(Data records for software interfaces)
######

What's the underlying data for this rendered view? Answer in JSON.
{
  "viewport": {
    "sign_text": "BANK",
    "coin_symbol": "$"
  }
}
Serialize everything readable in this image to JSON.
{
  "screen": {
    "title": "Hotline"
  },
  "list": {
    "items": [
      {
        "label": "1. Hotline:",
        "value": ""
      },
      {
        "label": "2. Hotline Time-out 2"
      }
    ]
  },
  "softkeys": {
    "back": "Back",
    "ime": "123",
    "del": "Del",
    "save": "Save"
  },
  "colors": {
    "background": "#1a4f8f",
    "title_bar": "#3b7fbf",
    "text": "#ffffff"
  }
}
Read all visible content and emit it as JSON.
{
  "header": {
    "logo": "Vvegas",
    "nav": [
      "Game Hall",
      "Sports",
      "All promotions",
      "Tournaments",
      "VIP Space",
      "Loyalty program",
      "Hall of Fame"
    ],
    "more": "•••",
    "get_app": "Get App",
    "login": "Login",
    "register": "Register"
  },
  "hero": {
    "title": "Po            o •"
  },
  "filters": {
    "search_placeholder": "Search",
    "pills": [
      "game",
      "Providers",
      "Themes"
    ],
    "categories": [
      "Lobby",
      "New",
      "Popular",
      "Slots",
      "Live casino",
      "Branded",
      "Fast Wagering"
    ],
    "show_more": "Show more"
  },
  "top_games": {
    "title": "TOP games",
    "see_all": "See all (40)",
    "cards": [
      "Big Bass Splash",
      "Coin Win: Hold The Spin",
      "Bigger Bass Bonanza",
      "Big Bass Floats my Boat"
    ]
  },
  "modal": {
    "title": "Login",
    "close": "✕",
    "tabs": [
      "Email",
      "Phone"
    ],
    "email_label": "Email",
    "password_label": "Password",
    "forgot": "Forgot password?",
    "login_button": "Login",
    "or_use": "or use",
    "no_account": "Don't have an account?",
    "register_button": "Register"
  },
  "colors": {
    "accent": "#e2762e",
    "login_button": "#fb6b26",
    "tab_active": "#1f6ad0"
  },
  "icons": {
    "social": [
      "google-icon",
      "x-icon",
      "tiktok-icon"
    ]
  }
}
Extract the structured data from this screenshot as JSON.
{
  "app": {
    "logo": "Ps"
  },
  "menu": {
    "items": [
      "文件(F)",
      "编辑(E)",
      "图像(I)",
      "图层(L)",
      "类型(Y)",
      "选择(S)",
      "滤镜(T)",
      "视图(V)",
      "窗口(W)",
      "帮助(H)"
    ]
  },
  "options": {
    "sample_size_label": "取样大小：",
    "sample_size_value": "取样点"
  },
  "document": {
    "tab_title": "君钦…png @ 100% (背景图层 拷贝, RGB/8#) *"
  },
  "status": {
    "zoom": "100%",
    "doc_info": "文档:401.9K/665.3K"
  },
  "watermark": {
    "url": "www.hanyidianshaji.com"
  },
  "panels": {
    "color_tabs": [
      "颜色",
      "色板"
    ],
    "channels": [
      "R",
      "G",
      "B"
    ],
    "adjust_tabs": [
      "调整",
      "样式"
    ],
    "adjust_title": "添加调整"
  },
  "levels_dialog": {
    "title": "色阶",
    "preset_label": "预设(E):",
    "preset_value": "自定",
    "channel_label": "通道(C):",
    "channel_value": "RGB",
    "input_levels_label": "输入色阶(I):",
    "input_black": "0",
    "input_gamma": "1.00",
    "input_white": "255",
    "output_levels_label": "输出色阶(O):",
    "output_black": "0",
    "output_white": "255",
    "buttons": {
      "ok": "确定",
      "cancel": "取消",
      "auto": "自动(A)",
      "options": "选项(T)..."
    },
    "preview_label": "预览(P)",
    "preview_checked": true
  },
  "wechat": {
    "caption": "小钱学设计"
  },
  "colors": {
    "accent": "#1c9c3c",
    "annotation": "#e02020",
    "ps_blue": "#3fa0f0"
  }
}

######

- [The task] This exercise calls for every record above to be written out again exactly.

- [Expected output]
What's the underlying data for this rendered view? Answer in JSON.
{
  "viewport": {
    "sign_text": "BANK",
    "coin_symbol": "$"
  }
}
Serialize everything readable in this image to JSON.
{
  "screen": {
    "title": "Hotline"
  },
  "list": {
    "items": [
      {
        "label": "1. Hotline:",
        "value": ""
      },
      {
        "label": "2. Hotline Time-out 2"
      }
    ]
  },
  "softkeys": {
    "back": "Back",
    "ime": "123",
    "del": "Del",
    "save": "Save"
  },
  "colors": {
    "background": "#1a4f8f",
    "title_bar": "#3b7fbf",
    "text": "#ffffff"
  }
}
Read all visible content and emit it as JSON.
{
  "header": {
    "logo": "Vvegas",
    "nav": [
      "Game Hall",
      "Sports",
      "All promotions",
      "Tournaments",
      "VIP Space",
      "Loyalty program",
      "Hall of Fame"
    ],
    "more": "•••",
    "get_app": "Get App",
    "login": "Login",
    "register": "Register"
  },
  "hero": {
    "title": "Po            o •"
  },
  "filters": {
    "search_placeholder": "Search",
    "pills": [
      "game",
      "Providers",
      "Themes"
    ],
    "categories": [
      "Lobby",
      "New",
      "Popular",
      "Slots",
      "Live casino",
      "Branded",
      "Fast Wagering"
    ],
    "show_more": "Show more"
  },
  "top_games": {
    "title": "TOP games",
    "see_all": "See all (40)",
    "cards": [
      "Big Bass Splash",
      "Coin Win: Hold The Spin",
      "Bigger Bass Bonanza",
      "Big Bass Floats my Boat"
    ]
  },
  "modal": {
    "title": "Login",
    "close": "✕",
    "tabs": [
      "Email",
      "Phone"
    ],
    "email_label": "Email",
    "password_label": "Password",
    "forgot": "Forgot password?",
    "login_button": "Login",
    "or_use": "or use",
    "no_account": "Don't have an account?",
    "register_button": "Register"
  },
  "colors": {
    "accent": "#e2762e",
    "login_button": "#fb6b26",
    "tab_active": "#1f6ad0"
  },
  "icons": {
    "social": [
      "google-icon",
      "x-icon",
      "tiktok-icon"
    ]
  }
}
Extract the structured data from this screenshot as JSON.
{
  "app": {
    "logo": "Ps"
  },
  "menu": {
    "items": [
      "文件(F)",
      "编辑(E)",
      "图像(I)",
      "图层(L)",
      "类型(Y)",
      "选择(S)",
      "滤镜(T)",
      "视图(V)",
      "窗口(W)",
      "帮助(H)"
    ]
  },
  "options": {
    "sample_size_label": "取样大小：",
    "sample_size_value": "取样点"
  },
  "document": {
    "tab_title": "君钦…png @ 100% (背景图层 拷贝, RGB/8#) *"
  },
  "status": {
    "zoom": "100%",
    "doc_info": "文档:401.9K/665.3K"
  },
  "watermark": {
    "url": "www.hanyidianshaji.com"
  },
  "panels": {
    "color_tabs": [
      "颜色",
      "色板"
    ],
    "channels": [
      "R",
      "G",
      "B"
    ],
    "adjust_tabs": [
      "调整",
      "样式"
    ],
    "adjust_title": "添加调整"
  },
  "levels_dialog": {
    "title": "色阶",
    "preset_label": "预设(E):",
    "preset_value": "自定",
    "channel_label": "通道(C):",
    "channel_value": "RGB",
    "input_levels_label": "输入色阶(I):",
    "input_black": "0",
    "input_gamma": "1.00",
    "input_white": "255",
    "output_levels_label": "输出色阶(O):",
    "output_black": "0",
    "output_white": "255",
    "buttons": {
      "ok": "确定",
      "cancel": "取消",
      "auto": "自动(A)",
      "options": "选项(T)..."
    },
    "preview_label": "预览(P)",
    "preview_checked": true
  },
  "wechat": {
    "caption": "小钱学设计"
  },
  "colors": {
    "accent": "#1c9c3c",
    "annotation": "#e02020",
    "ps_blue": "#3fa0f0"
  }
}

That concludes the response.